* PROBLEM TO SOLVE: The lines to be copied are those below that contain "prompt".

* DATA SHOWN:
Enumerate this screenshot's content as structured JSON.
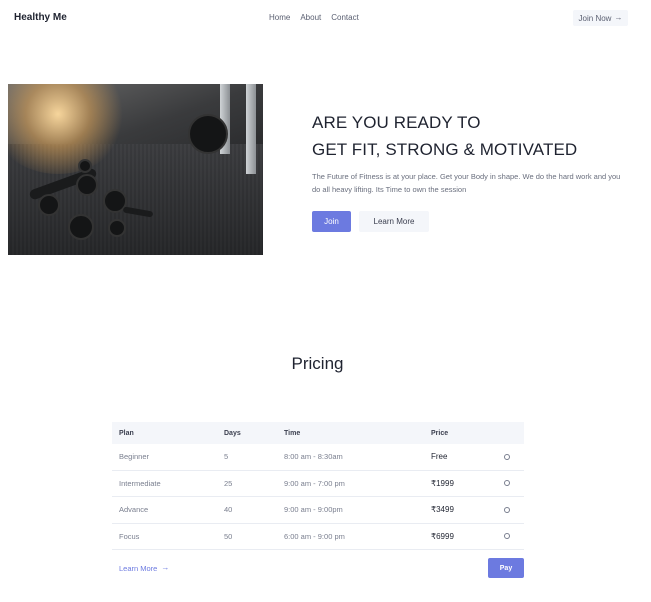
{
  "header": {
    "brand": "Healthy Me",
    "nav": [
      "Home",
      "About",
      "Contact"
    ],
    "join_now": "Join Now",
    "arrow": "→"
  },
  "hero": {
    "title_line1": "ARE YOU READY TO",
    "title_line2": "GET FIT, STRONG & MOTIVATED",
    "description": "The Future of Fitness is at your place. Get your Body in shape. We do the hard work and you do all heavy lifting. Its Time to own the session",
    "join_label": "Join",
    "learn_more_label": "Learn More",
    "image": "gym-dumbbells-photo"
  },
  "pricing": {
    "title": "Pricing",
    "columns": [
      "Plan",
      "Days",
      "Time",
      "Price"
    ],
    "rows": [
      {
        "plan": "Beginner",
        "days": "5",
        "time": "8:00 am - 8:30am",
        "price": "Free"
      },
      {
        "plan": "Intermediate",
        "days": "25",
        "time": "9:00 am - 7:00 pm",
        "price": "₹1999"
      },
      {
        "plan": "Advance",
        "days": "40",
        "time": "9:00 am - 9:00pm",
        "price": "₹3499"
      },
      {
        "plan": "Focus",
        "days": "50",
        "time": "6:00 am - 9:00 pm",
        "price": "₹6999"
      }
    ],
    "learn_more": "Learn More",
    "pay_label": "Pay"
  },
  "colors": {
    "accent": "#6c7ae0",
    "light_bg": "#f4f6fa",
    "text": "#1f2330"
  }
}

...

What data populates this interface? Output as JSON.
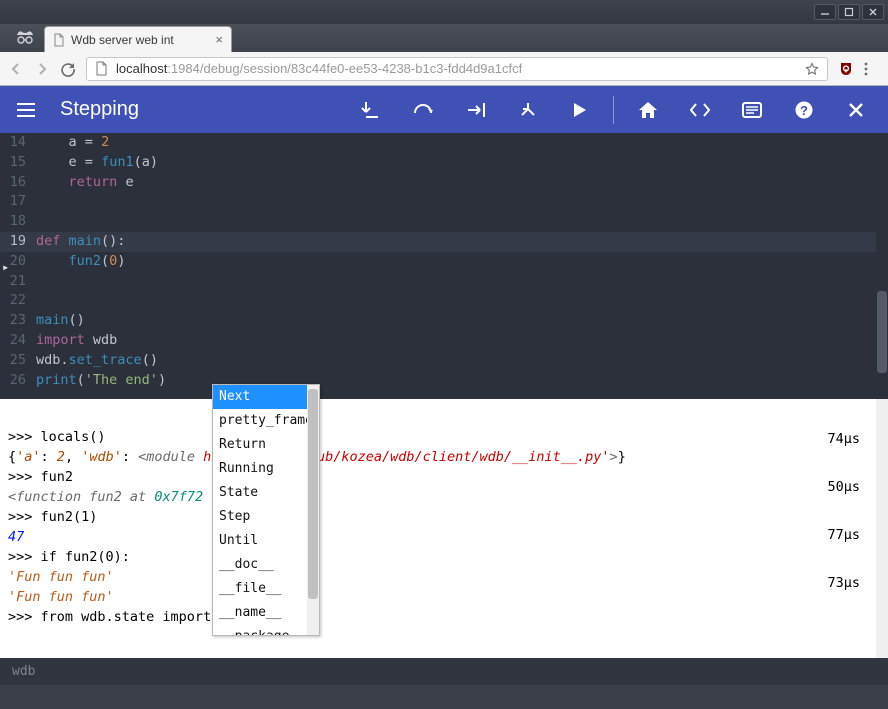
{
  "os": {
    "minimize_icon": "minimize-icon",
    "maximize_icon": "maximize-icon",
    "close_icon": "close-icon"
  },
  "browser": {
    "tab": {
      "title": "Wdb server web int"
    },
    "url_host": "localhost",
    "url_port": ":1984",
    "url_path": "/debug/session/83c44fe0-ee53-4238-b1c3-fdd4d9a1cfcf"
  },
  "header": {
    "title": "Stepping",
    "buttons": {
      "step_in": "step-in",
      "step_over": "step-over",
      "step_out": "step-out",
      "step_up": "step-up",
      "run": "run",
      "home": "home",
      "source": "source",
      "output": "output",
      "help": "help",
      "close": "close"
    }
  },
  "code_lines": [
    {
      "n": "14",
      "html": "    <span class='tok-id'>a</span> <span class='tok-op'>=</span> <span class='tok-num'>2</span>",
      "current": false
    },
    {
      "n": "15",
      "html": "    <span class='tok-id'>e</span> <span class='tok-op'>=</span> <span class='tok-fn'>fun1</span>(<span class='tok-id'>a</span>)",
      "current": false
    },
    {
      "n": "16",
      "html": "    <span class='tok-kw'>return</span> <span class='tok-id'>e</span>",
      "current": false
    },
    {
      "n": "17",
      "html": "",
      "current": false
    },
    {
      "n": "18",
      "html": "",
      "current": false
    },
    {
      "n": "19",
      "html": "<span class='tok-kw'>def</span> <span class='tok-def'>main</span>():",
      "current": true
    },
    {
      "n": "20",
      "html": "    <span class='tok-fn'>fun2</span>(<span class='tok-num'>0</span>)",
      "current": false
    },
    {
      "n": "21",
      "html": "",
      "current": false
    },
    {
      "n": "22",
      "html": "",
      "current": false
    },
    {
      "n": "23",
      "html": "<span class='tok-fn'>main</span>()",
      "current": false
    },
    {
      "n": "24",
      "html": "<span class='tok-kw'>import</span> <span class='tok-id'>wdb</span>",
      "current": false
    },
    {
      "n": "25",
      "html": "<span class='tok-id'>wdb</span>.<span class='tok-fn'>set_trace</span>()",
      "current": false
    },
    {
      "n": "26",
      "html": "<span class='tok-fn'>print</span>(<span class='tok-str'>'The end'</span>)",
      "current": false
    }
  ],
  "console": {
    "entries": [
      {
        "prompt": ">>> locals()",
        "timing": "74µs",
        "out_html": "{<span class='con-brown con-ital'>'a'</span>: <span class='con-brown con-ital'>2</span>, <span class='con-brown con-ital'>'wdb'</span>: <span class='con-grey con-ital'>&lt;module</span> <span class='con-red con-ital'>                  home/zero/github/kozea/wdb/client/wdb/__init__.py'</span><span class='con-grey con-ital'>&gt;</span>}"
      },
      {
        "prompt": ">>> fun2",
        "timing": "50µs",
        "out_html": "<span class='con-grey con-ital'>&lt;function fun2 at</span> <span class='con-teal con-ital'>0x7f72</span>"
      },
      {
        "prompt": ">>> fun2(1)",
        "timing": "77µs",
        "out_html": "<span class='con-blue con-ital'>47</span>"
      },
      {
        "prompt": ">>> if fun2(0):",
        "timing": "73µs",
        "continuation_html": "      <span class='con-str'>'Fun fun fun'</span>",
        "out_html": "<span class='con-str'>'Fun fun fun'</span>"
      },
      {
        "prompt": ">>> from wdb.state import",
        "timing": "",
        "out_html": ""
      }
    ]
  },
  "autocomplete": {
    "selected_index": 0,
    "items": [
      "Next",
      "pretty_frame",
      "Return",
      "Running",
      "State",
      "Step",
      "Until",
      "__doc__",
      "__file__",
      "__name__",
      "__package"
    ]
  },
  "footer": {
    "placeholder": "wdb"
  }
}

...

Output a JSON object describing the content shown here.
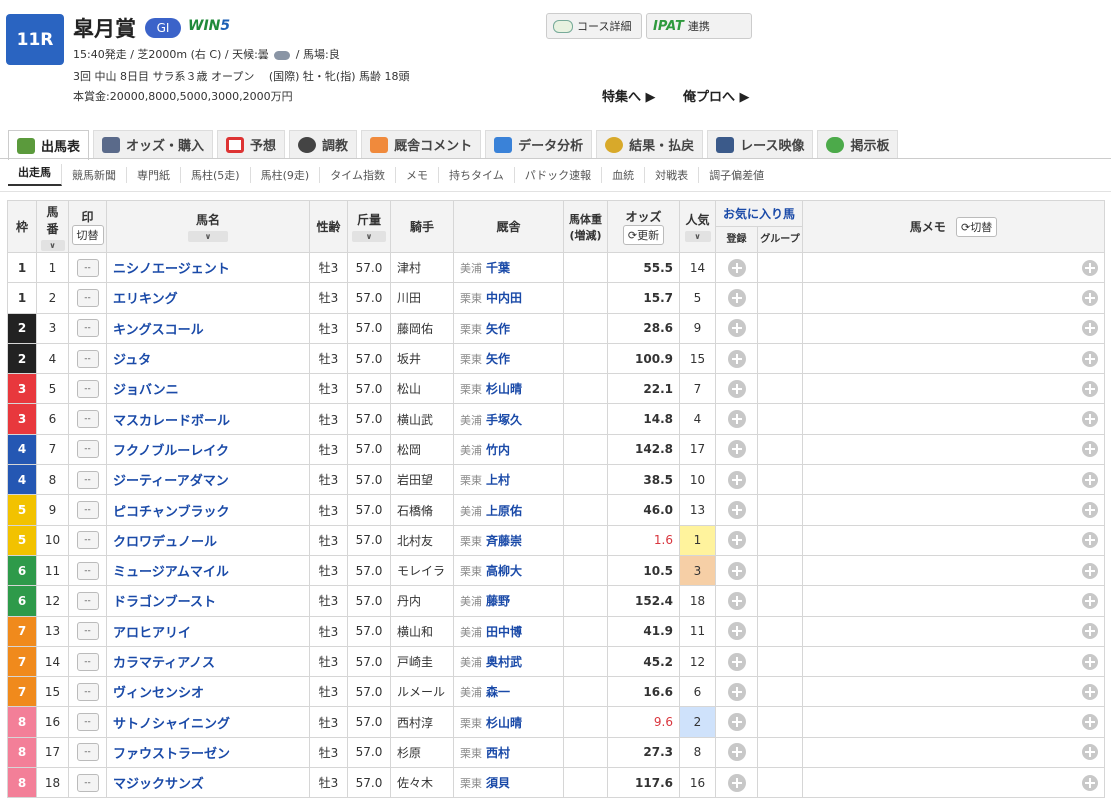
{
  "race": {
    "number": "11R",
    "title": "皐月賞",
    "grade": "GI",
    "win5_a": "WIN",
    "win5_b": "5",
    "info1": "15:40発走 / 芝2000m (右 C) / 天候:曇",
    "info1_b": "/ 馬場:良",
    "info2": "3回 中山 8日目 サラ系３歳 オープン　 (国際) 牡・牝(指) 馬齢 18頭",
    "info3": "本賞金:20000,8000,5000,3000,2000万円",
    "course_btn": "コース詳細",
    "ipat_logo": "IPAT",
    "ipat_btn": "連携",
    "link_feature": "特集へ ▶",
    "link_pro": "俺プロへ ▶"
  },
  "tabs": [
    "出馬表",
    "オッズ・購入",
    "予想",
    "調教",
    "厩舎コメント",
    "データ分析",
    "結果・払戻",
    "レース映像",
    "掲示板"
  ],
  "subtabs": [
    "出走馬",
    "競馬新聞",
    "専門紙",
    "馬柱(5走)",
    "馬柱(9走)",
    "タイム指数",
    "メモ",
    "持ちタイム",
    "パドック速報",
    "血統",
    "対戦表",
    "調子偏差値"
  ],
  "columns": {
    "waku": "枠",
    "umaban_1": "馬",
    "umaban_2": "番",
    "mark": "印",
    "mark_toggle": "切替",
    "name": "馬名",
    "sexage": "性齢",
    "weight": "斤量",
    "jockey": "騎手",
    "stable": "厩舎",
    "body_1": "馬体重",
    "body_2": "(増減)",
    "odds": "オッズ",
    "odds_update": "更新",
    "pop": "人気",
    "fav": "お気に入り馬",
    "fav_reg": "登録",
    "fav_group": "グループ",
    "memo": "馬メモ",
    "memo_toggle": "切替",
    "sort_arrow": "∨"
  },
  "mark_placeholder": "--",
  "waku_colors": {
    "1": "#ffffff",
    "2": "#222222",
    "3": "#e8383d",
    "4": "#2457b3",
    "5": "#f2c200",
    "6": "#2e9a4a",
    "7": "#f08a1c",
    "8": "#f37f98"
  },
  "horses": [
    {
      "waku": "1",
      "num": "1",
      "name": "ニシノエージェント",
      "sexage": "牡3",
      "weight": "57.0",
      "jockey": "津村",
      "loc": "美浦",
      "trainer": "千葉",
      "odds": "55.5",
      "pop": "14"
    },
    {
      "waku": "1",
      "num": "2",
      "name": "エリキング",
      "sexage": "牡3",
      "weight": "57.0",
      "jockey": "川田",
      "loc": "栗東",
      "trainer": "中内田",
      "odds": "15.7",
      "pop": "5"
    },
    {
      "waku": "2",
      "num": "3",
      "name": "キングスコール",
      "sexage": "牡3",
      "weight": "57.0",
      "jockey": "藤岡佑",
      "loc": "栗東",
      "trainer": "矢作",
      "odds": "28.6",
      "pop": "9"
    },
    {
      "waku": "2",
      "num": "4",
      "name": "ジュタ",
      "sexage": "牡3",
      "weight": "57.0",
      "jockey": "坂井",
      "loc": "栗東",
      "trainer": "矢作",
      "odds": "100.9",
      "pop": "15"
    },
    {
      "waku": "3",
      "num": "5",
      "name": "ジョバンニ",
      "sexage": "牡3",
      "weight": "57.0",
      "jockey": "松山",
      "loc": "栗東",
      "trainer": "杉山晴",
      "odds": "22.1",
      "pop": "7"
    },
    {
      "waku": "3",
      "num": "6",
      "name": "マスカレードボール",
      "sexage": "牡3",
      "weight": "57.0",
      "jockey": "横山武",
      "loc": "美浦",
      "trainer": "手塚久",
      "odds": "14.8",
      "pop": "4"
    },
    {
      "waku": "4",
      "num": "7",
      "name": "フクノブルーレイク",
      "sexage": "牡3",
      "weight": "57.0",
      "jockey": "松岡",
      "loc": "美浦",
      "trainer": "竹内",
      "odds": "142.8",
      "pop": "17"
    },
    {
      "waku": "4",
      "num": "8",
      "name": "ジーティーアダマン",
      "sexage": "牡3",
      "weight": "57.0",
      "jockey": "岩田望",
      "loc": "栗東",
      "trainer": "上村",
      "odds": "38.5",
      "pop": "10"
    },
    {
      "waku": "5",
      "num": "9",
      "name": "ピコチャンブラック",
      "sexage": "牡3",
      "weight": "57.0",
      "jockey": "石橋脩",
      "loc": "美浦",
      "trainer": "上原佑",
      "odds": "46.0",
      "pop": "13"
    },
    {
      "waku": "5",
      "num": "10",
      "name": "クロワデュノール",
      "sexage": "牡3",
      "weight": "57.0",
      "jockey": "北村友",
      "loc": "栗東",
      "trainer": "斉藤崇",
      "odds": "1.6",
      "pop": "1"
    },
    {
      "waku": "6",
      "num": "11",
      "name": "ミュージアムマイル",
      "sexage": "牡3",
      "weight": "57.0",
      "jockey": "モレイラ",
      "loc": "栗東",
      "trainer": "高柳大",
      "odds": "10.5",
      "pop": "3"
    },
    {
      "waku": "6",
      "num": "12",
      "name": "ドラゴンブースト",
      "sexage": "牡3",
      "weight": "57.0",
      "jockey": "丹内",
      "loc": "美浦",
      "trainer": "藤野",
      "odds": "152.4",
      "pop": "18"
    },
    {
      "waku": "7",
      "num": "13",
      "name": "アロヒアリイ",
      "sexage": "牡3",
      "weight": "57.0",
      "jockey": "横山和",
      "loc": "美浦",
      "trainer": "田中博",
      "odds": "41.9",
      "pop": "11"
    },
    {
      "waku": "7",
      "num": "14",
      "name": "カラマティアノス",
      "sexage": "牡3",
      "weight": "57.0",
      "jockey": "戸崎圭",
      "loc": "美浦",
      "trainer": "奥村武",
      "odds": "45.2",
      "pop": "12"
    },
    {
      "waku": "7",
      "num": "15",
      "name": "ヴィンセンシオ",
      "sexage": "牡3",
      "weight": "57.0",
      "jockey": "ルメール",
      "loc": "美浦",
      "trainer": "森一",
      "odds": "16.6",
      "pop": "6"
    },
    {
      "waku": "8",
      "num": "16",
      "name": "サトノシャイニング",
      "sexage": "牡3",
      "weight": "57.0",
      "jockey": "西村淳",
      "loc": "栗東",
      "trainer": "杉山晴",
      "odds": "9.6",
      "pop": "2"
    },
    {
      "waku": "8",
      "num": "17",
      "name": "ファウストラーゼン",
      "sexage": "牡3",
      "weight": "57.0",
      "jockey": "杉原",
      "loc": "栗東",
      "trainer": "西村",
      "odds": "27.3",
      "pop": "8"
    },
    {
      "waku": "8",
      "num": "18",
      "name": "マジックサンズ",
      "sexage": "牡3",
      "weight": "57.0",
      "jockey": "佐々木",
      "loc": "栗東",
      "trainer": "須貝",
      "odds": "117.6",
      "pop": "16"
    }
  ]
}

* SOLUTION FOR THIS PROBLEM:
        "prompt": ">>> locals()",
        "prompt": ">>> fun2",
        "prompt": ">>> fun2(1)",
        "prompt": ">>> if fun2(0):",
        "prompt": ">>> from wdb.state import",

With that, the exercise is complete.